LONG before the start of printing from movable type in Europe about the middle of the fifteenth century C.E., printing was being done in the Far East. Already by the end of the eighth century hundreds of thousands of impressions on paper had been made by means of wooden blocks.
It was in that century that the Japanese empress, Shotoku, ordered that a “million” Buddhist paper charms be printed. Though the printing was completed about 770, some of these charms still exist today.
No specimens of printing have survived from such an early date in China. But similar printing was done there. The year 868 is the earliest certain date of printing in that land. Testifying to this, as well as the high degree of development in the printing industry, is a complete book discovered in a walled-up chamber in a cave near Tunhuang, China.
Less than two hundred years later, printing with movable type was being done in China. The inventor of movable type was Pi Shêng. Shên Kua, a contemporary of Pi Shêng, writes:
“During the period Ch’ing-li [1041-1049 C.E.] Pi Shêng, a man in cotton cloth [i.e., a man of the common people], made also movable type. . . . If one were to print only two or three copies, this method would be neither convenient nor quick. But for printing hundreds or thousands of copies it was marvelously [literally, ‘divinely’] quick.”
Another Far Eastern land, where printing made great advances, was Korea. Toward the close of the tenth century the wood-block printing industry was developed there. During the reign of King Hyon-jong (1007-1031) the first edition of “Tripitaka Koreana,” a collection of Buddhist sutras, was printed. The third edition of this work, issued on September 25, 1251, was printed from 81,137 wooden blocks, which contain a total of more than 52,000,000 characters, and took about sixteen years to prepare. It being estimated that ten characters would be a day’s work for a modern carver, the job was indeed stupendous.
There are historical indications that about seventeen years before the issuing of the third edition of “Tripitaka Koreana” movable type began to be used in Korea.
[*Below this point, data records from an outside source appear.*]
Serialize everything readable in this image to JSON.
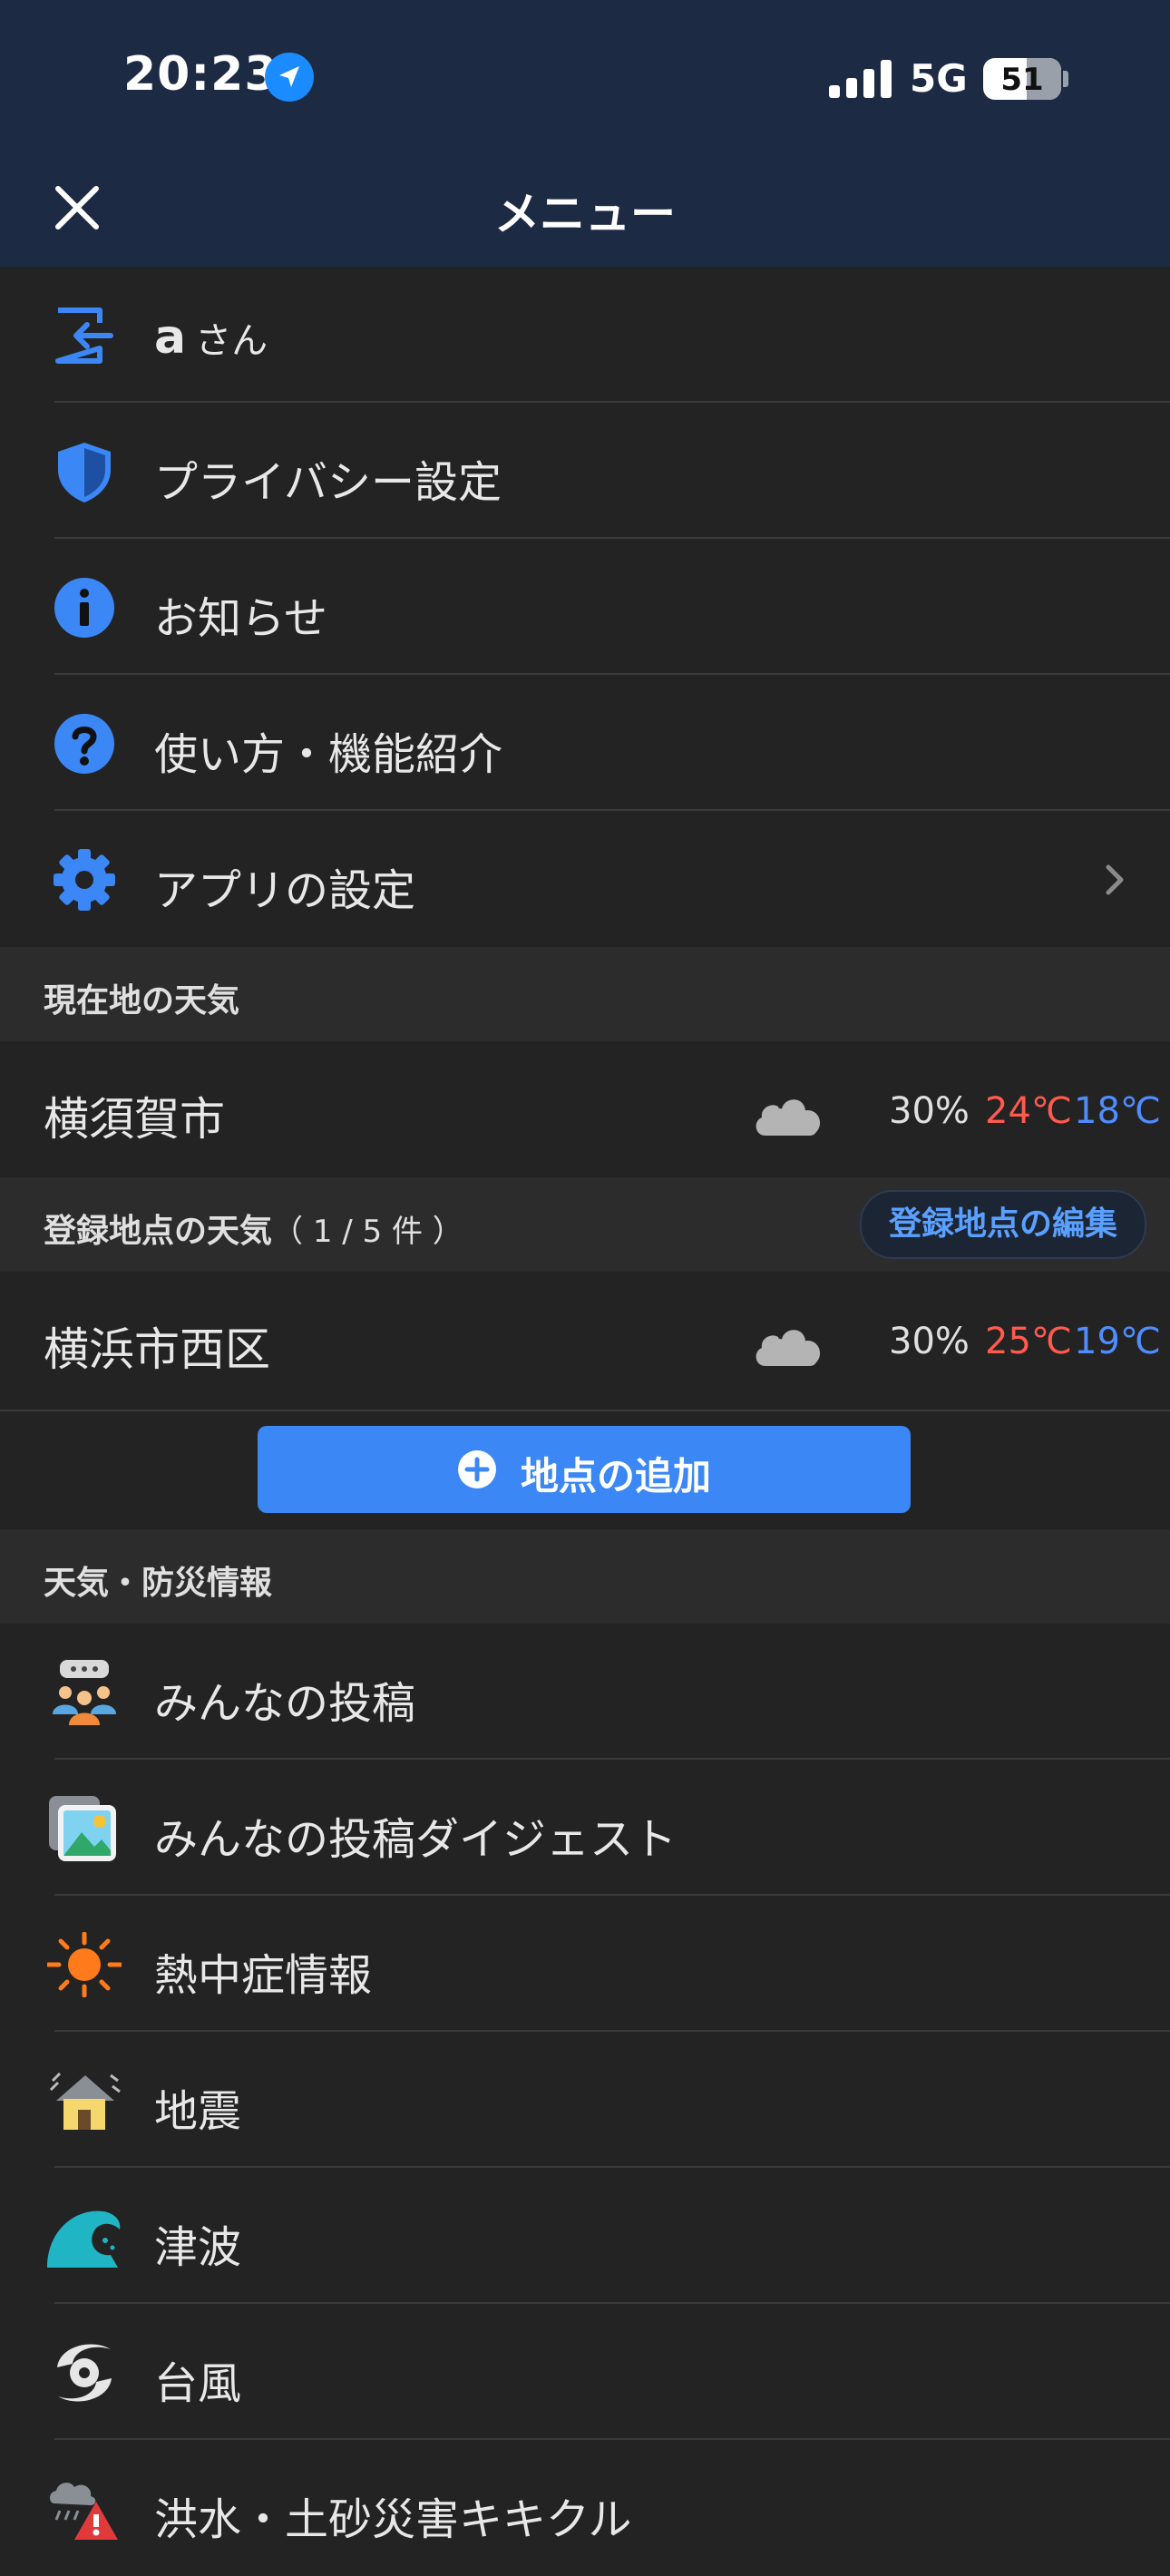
{
  "status_bar": {
    "time": "20:23",
    "network": "5G",
    "battery": "51"
  },
  "header": {
    "title": "メニュー"
  },
  "account": {
    "name": "a",
    "suffix": "さん"
  },
  "menu_items": [
    {
      "label": "プライバシー設定"
    },
    {
      "label": "お知らせ"
    },
    {
      "label": "使い方・機能紹介"
    },
    {
      "label": "アプリの設定"
    }
  ],
  "current_weather": {
    "header": "現在地の天気",
    "city": "横須賀市",
    "precip": "30%",
    "high": "24℃",
    "low": "18℃"
  },
  "registered_weather": {
    "header": "登録地点の天気",
    "count": "（ 1 / 5 件 ）",
    "edit_label": "登録地点の編集",
    "locations": [
      {
        "city": "横浜市西区",
        "precip": "30%",
        "high": "25℃",
        "low": "19℃"
      }
    ],
    "add_label": "地点の追加"
  },
  "disaster": {
    "header": "天気・防災情報",
    "items": [
      {
        "label": "みんなの投稿"
      },
      {
        "label": "みんなの投稿ダイジェスト"
      },
      {
        "label": "熱中症情報"
      },
      {
        "label": "地震"
      },
      {
        "label": "津波"
      },
      {
        "label": "台風"
      },
      {
        "label": "洪水・土砂災害キキクル"
      }
    ]
  },
  "colors": {
    "accent": "#3b87f5",
    "high_temp": "#ff5a4e",
    "low_temp": "#4f8dff",
    "nav_bg": "#1c2a44"
  }
}
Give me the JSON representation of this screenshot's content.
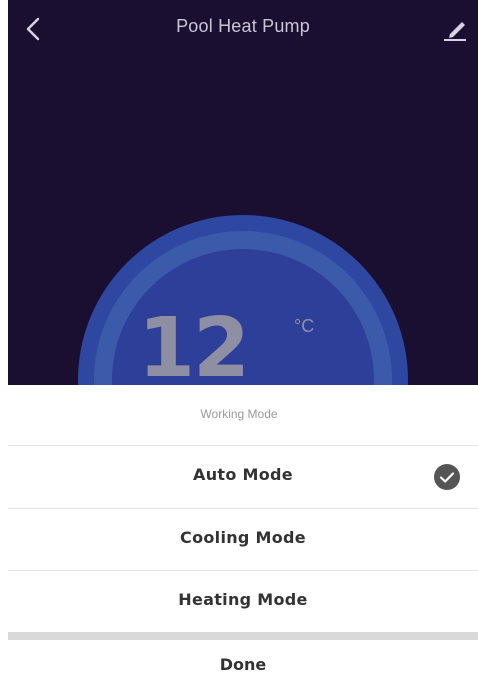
{
  "header": {
    "title": "Pool Heat Pump",
    "back_icon": "chevron-left-icon",
    "edit_icon": "pencil-icon"
  },
  "thermostat": {
    "temperature": "12",
    "unit": "°C"
  },
  "mode_sheet": {
    "title": "Working Mode",
    "options": [
      {
        "label": "Auto Mode",
        "selected": true
      },
      {
        "label": "Cooling Mode",
        "selected": false
      },
      {
        "label": "Heating Mode",
        "selected": false
      }
    ],
    "done_label": "Done"
  },
  "colors": {
    "background": "#1a0f30",
    "dial_outer": "#2e47a0",
    "dial_ring": "#3c5aaa",
    "sheet": "#ffffff",
    "check": "#555555"
  }
}
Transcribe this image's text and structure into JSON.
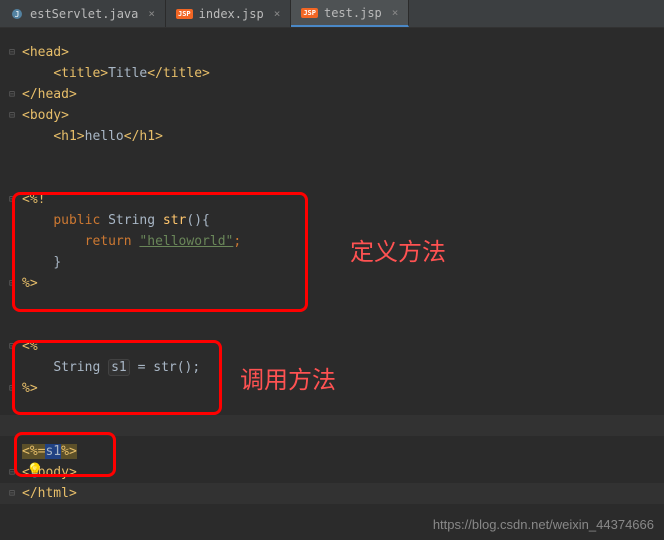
{
  "tabs": [
    {
      "label": "estServlet.java",
      "type": "java"
    },
    {
      "label": "index.jsp",
      "type": "jsp"
    },
    {
      "label": "test.jsp",
      "type": "jsp",
      "active": true
    }
  ],
  "code": {
    "head_open": "<head>",
    "title_open": "<title>",
    "title_text": "Title",
    "title_close": "</title>",
    "head_close": "</head>",
    "body_open": "<body>",
    "h1_open": "<h1>",
    "h1_text": "hello",
    "h1_close": "</h1>",
    "jsp_decl_open": "<%!",
    "public": "public",
    "string_type": "String",
    "method_name": "str",
    "paren_brace": "(){",
    "return": "return",
    "string_val": "\"helloworld\"",
    "semicolon": ";",
    "brace_close": "}",
    "jsp_close": "%>",
    "jsp_open": "<%",
    "var_decl_type": "String",
    "var_name": "s1",
    "equals": " = ",
    "call": "str();",
    "expr_open": "<%=",
    "expr_var": "s1",
    "expr_close": "%>",
    "body_close": "</body>",
    "html_close": "</html>"
  },
  "annotations": {
    "define": "定义方法",
    "call": "调用方法"
  },
  "jsp_badge": "JSP",
  "watermark": "https://blog.csdn.net/weixin_44374666"
}
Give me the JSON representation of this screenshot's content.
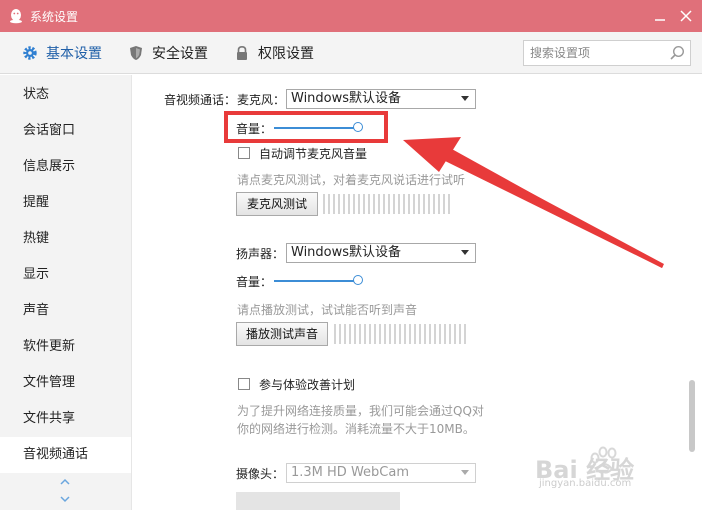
{
  "window": {
    "title": "系统设置"
  },
  "tabs": [
    {
      "label": "基本设置",
      "icon": "gear-icon"
    },
    {
      "label": "安全设置",
      "icon": "shield-icon"
    },
    {
      "label": "权限设置",
      "icon": "lock-icon"
    }
  ],
  "search": {
    "placeholder": "搜索设置项"
  },
  "sidebar": {
    "items": [
      {
        "label": "状态"
      },
      {
        "label": "会话窗口"
      },
      {
        "label": "信息展示"
      },
      {
        "label": "提醒"
      },
      {
        "label": "热键"
      },
      {
        "label": "显示"
      },
      {
        "label": "声音"
      },
      {
        "label": "软件更新"
      },
      {
        "label": "文件管理"
      },
      {
        "label": "文件共享"
      },
      {
        "label": "音视频通话"
      }
    ],
    "active": "音视频通话"
  },
  "av": {
    "section_label": "音视频通话：",
    "mic_label": "麦克风：",
    "mic_device": "Windows默认设备",
    "mic_volume_label": "音量：",
    "mic_volume_level": 0.85,
    "auto_adjust_label": "自动调节麦克风音量",
    "auto_adjust_checked": false,
    "mic_hint": "请点麦克风测试，对着麦克风说话进行试听",
    "mic_test_button": "麦克风测试",
    "speaker_label": "扬声器：",
    "speaker_device": "Windows默认设备",
    "speaker_volume_label": "音量：",
    "speaker_volume_level": 0.85,
    "speaker_hint": "请点播放测试，试试能否听到声音",
    "speaker_test_button": "播放测试声音",
    "experience_label": "参与体验改善计划",
    "experience_checked": false,
    "experience_desc_1": "为了提升网络连接质量，我们可能会通过QQ对",
    "experience_desc_2": "你的网络进行检测。消耗流量不大于10MB。",
    "camera_label": "摄像头：",
    "camera_device": "1.3M HD WebCam"
  },
  "watermark": {
    "text": "Bai 经验",
    "url_text": "jingyan.baidu.com"
  },
  "colors": {
    "titlebar": "#e0707a",
    "accent": "#3c8dd6",
    "annotation": "#e83a3a"
  }
}
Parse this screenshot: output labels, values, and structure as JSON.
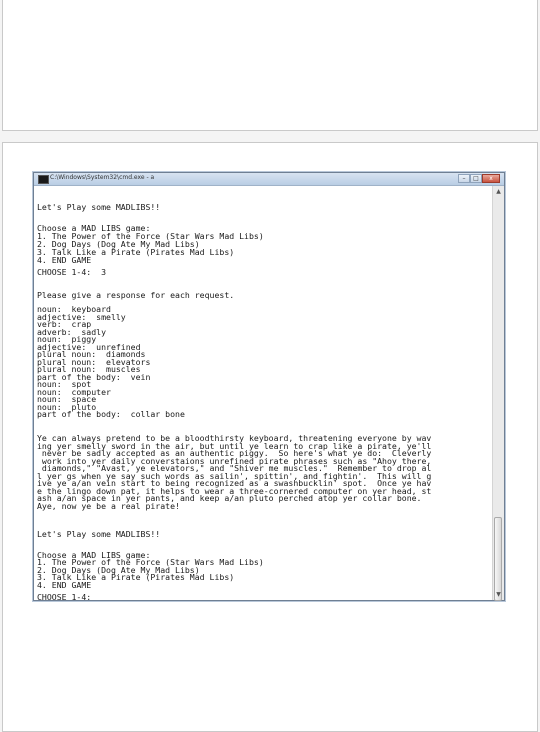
{
  "window": {
    "title": "C:\\Windows\\System32\\cmd.exe - a",
    "controls": [
      "–",
      "□",
      "x"
    ]
  },
  "console_lines": [
    "Let's Play some MADLIBS!!",
    "",
    "Choose a MAD LIBS game:",
    "1. The Power of the Force (Star Wars Mad Libs)",
    "2. Dog Days (Dog Ate My Mad Libs)",
    "3. Talk Like a Pirate (Pirates Mad Libs)",
    "4. END GAME",
    "CHOOSE 1-4:  3",
    "",
    "Please give a response for each request.",
    "",
    "noun:  keyboard",
    "adjective:  smelly",
    "verb:  crap",
    "adverb:  sadly",
    "noun:  piggy",
    "adjective:  unrefined",
    "plural noun:  diamonds",
    "plural noun:  elevators",
    "plural noun:  muscles",
    "part of the body:  vein",
    "noun:  spot",
    "noun:  computer",
    "noun:  space",
    "noun:  pluto",
    "part of the body:  collar bone",
    "",
    "Ye can always pretend to be a bloodthirsty keyboard, threatening everyone by wav",
    "ing yer smelly sword in the air, but until ye learn to crap like a pirate, ye'll",
    " never be sadly accepted as an authentic piggy.  So here's what ye do:  Cleverly",
    " work into yer daily converstaions unrefined pirate phrases such as \"Ahoy there,",
    " diamonds,\" \"Avast, ye elevators,\" and \"Shiver me muscles.\"  Remember to drop al",
    "l yer gs when ye say such words as sailin', spittin', and fightin'.  This will g",
    "ive ye a/an vein start to being recognized as a swashbucklin' spot.  Once ye hav",
    "e the lingo down pat, it helps to wear a three-cornered computer on yer head, st",
    "ash a/an space in yer pants, and keep a/an pluto perched atop yer collar bone.",
    "Aye, now ye be a real pirate!",
    "",
    "",
    "Let's Play some MADLIBS!!",
    "",
    "Choose a MAD LIBS game:",
    "1. The Power of the Force (Star Wars Mad Libs)",
    "2. Dog Days (Dog Ate My Mad Libs)",
    "3. Talk Like a Pirate (Pirates Mad Libs)",
    "4. END GAME",
    "CHOOSE 1-4:"
  ],
  "scrollbar": {
    "up_arrow": "▲",
    "down_arrow": "▼"
  }
}
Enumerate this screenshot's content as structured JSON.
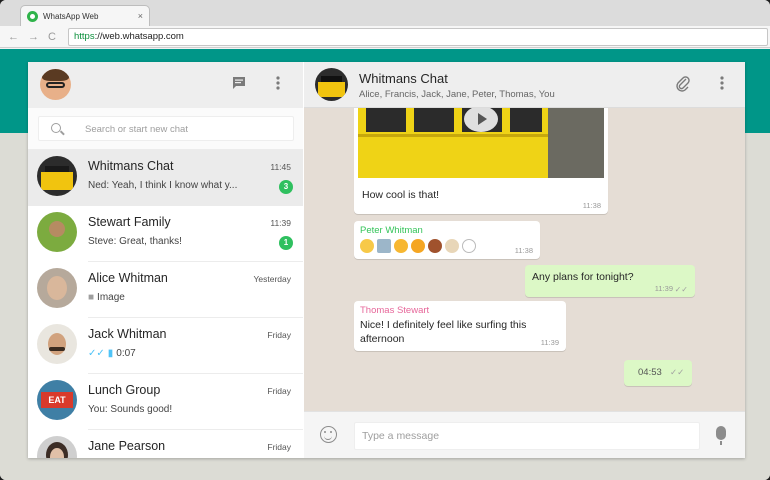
{
  "browser": {
    "tab_title": "WhatsApp Web",
    "tab_close": "×",
    "nav_back": "←",
    "nav_forward": "→",
    "nav_reload": "C",
    "url_scheme": "https",
    "url_rest": "://web.whatsapp.com"
  },
  "sidebar": {
    "search_placeholder": "Search or start new chat",
    "header_icons": [
      "chat-icon",
      "menu-icon"
    ],
    "chats": [
      {
        "name": "Whitmans Chat",
        "time": "11:45",
        "preview": "Ned: Yeah, I think I know what y...",
        "unread": "3"
      },
      {
        "name": "Stewart Family",
        "time": "11:39",
        "preview": "Steve: Great, thanks!",
        "unread": "1"
      },
      {
        "name": "Alice Whitman",
        "time": "Yesterday",
        "preview": "Image"
      },
      {
        "name": "Jack Whitman",
        "time": "Friday",
        "preview": "0:07"
      },
      {
        "name": "Lunch Group",
        "time": "Friday",
        "preview": "You: Sounds good!"
      },
      {
        "name": "Jane Pearson",
        "time": "Friday",
        "preview": ""
      }
    ],
    "lunch_sign": "EAT"
  },
  "conversation": {
    "title": "Whitmans Chat",
    "members": "Alice, Francis, Jack, Jane, Peter, Thomas, You",
    "header_icons": [
      "attach-icon",
      "menu-icon"
    ],
    "messages": {
      "photo_caption": "How cool is that!",
      "photo_time": "11:38",
      "peter_sender": "Peter Whitman",
      "peter_time": "11:38",
      "plans_text": "Any plans for tonight?",
      "plans_time": "11:39",
      "thomas_sender": "Thomas Stewart",
      "thomas_line1": "Nice! I definitely feel like surfing this",
      "thomas_line2": "afternoon",
      "thomas_time": "11:39",
      "voice_duration": "04:53"
    },
    "composer_placeholder": "Type a message"
  },
  "colors": {
    "accent_teal": "#009688",
    "unread_badge": "#2fc05f",
    "outgoing_bubble": "#dcf8c6",
    "peter_name": "#35c45a",
    "thomas_name": "#e7679a",
    "read_ticks": "#4fc3f7"
  }
}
Then, in the year 1390, the king of Korea ordered the establishment of a type foundry. It was in this royal type foundry that the oldest metal type known today, the kyemi font, was cast. This was in the year 1403, several decades before Johann Gutenberg of Mainz, Germany, is thought to have invented movable type.
Though printing with movable type came into use in Eastern lands before it did in Europe, it did not become permanently established in the Far East nor is it known to have had any bearing on printing developments in Europe. The nonalphabetic writing systems of Chinese, Japanese and Korean were the primary obstacle in making printing from movable type truly economical and practical. The alphabetically written European languages, however, were ideally suited for printing from movable type. Hence, the invention of movable type in Europe had a more profound effect upon the intellectual enlightenment of peoples than did its earlier invention in the Far East.